--- START ---

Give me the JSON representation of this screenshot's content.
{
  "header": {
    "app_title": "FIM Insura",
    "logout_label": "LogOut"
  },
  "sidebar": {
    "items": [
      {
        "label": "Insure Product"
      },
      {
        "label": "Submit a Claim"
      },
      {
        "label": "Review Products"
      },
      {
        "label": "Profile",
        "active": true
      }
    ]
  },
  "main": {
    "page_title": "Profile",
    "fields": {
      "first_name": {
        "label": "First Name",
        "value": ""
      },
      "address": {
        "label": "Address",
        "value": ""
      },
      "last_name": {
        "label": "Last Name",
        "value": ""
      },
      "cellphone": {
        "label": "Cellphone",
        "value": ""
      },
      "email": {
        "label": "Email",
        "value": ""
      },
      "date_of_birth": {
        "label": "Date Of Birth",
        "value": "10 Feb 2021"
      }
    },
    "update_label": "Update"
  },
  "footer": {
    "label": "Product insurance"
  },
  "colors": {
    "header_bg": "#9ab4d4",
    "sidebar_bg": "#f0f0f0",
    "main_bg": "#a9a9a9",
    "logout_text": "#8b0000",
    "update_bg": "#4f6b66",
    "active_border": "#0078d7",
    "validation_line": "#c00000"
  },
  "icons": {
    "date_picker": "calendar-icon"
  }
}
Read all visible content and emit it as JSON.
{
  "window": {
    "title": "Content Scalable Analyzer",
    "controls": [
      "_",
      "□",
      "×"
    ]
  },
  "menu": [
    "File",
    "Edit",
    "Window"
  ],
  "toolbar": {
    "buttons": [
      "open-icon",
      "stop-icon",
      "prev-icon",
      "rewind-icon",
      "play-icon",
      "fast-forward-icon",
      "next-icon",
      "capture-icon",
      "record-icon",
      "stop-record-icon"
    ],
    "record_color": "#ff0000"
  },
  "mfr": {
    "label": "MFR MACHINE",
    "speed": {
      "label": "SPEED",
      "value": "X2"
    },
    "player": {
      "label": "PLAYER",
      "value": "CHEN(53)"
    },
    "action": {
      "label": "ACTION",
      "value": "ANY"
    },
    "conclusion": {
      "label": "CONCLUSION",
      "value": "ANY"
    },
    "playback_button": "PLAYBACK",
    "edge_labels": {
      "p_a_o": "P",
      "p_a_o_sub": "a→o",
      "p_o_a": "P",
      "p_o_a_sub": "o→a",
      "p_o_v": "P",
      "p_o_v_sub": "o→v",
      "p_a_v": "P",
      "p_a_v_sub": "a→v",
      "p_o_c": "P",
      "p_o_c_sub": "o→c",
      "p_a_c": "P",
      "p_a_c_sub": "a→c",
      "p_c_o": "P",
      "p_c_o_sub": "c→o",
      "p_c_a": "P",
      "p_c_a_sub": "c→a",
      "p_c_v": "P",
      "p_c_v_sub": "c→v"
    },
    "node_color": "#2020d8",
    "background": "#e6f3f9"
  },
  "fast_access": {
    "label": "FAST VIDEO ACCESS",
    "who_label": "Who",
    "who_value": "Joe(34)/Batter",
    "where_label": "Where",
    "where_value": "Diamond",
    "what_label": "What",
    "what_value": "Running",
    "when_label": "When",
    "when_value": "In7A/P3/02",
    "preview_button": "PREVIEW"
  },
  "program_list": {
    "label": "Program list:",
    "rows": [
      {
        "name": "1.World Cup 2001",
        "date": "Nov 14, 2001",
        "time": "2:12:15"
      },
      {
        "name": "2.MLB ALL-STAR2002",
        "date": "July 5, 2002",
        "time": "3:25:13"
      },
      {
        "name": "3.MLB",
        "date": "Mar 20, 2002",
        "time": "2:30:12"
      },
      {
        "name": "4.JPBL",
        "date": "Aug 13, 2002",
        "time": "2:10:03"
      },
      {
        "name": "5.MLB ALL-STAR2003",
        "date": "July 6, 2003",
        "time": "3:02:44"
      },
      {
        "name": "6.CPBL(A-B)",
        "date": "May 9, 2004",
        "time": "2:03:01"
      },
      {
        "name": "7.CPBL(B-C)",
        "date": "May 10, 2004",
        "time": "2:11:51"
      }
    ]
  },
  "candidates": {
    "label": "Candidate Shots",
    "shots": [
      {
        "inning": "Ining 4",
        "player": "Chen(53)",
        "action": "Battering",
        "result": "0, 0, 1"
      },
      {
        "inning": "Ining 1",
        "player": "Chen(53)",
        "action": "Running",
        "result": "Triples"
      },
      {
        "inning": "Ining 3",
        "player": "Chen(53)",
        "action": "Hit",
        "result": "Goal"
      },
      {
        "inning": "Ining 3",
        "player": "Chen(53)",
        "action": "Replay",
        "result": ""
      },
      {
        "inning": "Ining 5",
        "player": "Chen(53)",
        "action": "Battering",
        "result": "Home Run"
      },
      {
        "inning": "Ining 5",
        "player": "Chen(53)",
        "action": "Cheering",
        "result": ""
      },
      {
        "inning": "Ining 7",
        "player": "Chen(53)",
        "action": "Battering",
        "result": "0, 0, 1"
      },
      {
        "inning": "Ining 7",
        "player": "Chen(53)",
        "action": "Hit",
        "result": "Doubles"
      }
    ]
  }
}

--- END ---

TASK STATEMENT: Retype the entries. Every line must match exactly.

OUTPUT:
Give me the JSON representation of this screenshot's content.
{
  "header": {
    "app_title": "FIM Insura",
    "logout_label": "LogOut"
  },
  "sidebar": {
    "items": [
      {
        "label": "Insure Product"
      },
      {
        "label": "Submit a Claim"
      },
      {
        "label": "Review Products"
      },
      {
        "label": "Profile",
        "active": true
      }
    ]
  },
  "main": {
    "page_title": "Profile",
    "fields": {
      "first_name": {
        "label": "First Name",
        "value": ""
      },
      "address": {
        "label": "Address",
        "value": ""
      },
      "last_name": {
        "label": "Last Name",
        "value": ""
      },
      "cellphone": {
        "label": "Cellphone",
        "value": ""
      },
      "email": {
        "label": "Email",
        "value": ""
      },
      "date_of_birth": {
        "label": "Date Of Birth",
        "value": "10 Feb 2021"
      }
    },
    "update_label": "Update"
  },
  "footer": {
    "label": "Product insurance"
  },
  "colors": {
    "header_bg": "#9ab4d4",
    "sidebar_bg": "#f0f0f0",
    "main_bg": "#a9a9a9",
    "logout_text": "#8b0000",
    "update_bg": "#4f6b66",
    "active_border": "#0078d7",
    "validation_line": "#c00000"
  },
  "icons": {
    "date_picker": "calendar-icon"
  }
}
Read all visible content and emit it as JSON.
{
  "window": {
    "title": "Content Scalable Analyzer",
    "controls": [
      "_",
      "□",
      "×"
    ]
  },
  "menu": [
    "File",
    "Edit",
    "Window"
  ],
  "toolbar": {
    "buttons": [
      "open-icon",
      "stop-icon",
      "prev-icon",
      "rewind-icon",
      "play-icon",
      "fast-forward-icon",
      "next-icon",
      "capture-icon",
      "record-icon",
      "stop-record-icon"
    ],
    "record_color": "#ff0000"
  },
  "mfr": {
    "label": "MFR MACHINE",
    "speed": {
      "label": "SPEED",
      "value": "X2"
    },
    "player": {
      "label": "PLAYER",
      "value": "CHEN(53)"
    },
    "action": {
      "label": "ACTION",
      "value": "ANY"
    },
    "conclusion": {
      "label": "CONCLUSION",
      "value": "ANY"
    },
    "playback_button": "PLAYBACK",
    "edge_labels": {
      "p_a_o": "P",
      "p_a_o_sub": "a→o",
      "p_o_a": "P",
      "p_o_a_sub": "o→a",
      "p_o_v": "P",
      "p_o_v_sub": "o→v",
      "p_a_v": "P",
      "p_a_v_sub": "a→v",
      "p_o_c": "P",
      "p_o_c_sub": "o→c",
      "p_a_c": "P",
      "p_a_c_sub": "a→c",
      "p_c_o": "P",
      "p_c_o_sub": "c→o",
      "p_c_a": "P",
      "p_c_a_sub": "c→a",
      "p_c_v": "P",
      "p_c_v_sub": "c→v"
    },
    "node_color": "#2020d8",
    "background": "#e6f3f9"
  },
  "fast_access": {
    "label": "FAST VIDEO ACCESS",
    "who_label": "Who",
    "who_value": "Joe(34)/Batter",
    "where_label": "Where",
    "where_value": "Diamond",
    "what_label": "What",
    "what_value": "Running",
    "when_label": "When",
    "when_value": "In7A/P3/02",
    "preview_button": "PREVIEW"
  },
  "program_list": {
    "label": "Program list:",
    "rows": [
      {
        "name": "1.World Cup 2001",
        "date": "Nov 14, 2001",
        "time": "2:12:15"
      },
      {
        "name": "2.MLB ALL-STAR2002",
        "date": "July 5, 2002",
        "time": "3:25:13"
      },
      {
        "name": "3.MLB",
        "date": "Mar 20, 2002",
        "time": "2:30:12"
      },
      {
        "name": "4.JPBL",
        "date": "Aug 13, 2002",
        "time": "2:10:03"
      },
      {
        "name": "5.MLB ALL-STAR2003",
        "date": "July 6, 2003",
        "time": "3:02:44"
      },
      {
        "name": "6.CPBL(A-B)",
        "date": "May 9, 2004",
        "time": "2:03:01"
      },
      {
        "name": "7.CPBL(B-C)",
        "date": "May 10, 2004",
        "time": "2:11:51"
      }
    ]
  },
  "candidates": {
    "label": "Candidate Shots",
    "shots": [
      {
        "inning": "Ining 4",
        "player": "Chen(53)",
        "action": "Battering",
        "result": "0, 0, 1"
      },
      {
        "inning": "Ining 1",
        "player": "Chen(53)",
        "action": "Running",
        "result": "Triples"
      },
      {
        "inning": "Ining 3",
        "player": "Chen(53)",
        "action": "Hit",
        "result": "Goal"
      },
      {
        "inning": "Ining 3",
        "player": "Chen(53)",
        "action": "Replay",
        "result": ""
      },
      {
        "inning": "Ining 5",
        "player": "Chen(53)",
        "action": "Battering",
        "result": "Home Run"
      },
      {
        "inning": "Ining 5",
        "player": "Chen(53)",
        "action": "Cheering",
        "result": ""
      },
      {
        "inning": "Ining 7",
        "player": "Chen(53)",
        "action": "Battering",
        "result": "0, 0, 1"
      },
      {
        "inning": "Ining 7",
        "player": "Chen(53)",
        "action": "Hit",
        "result": "Doubles"
      }
    ]
  }
}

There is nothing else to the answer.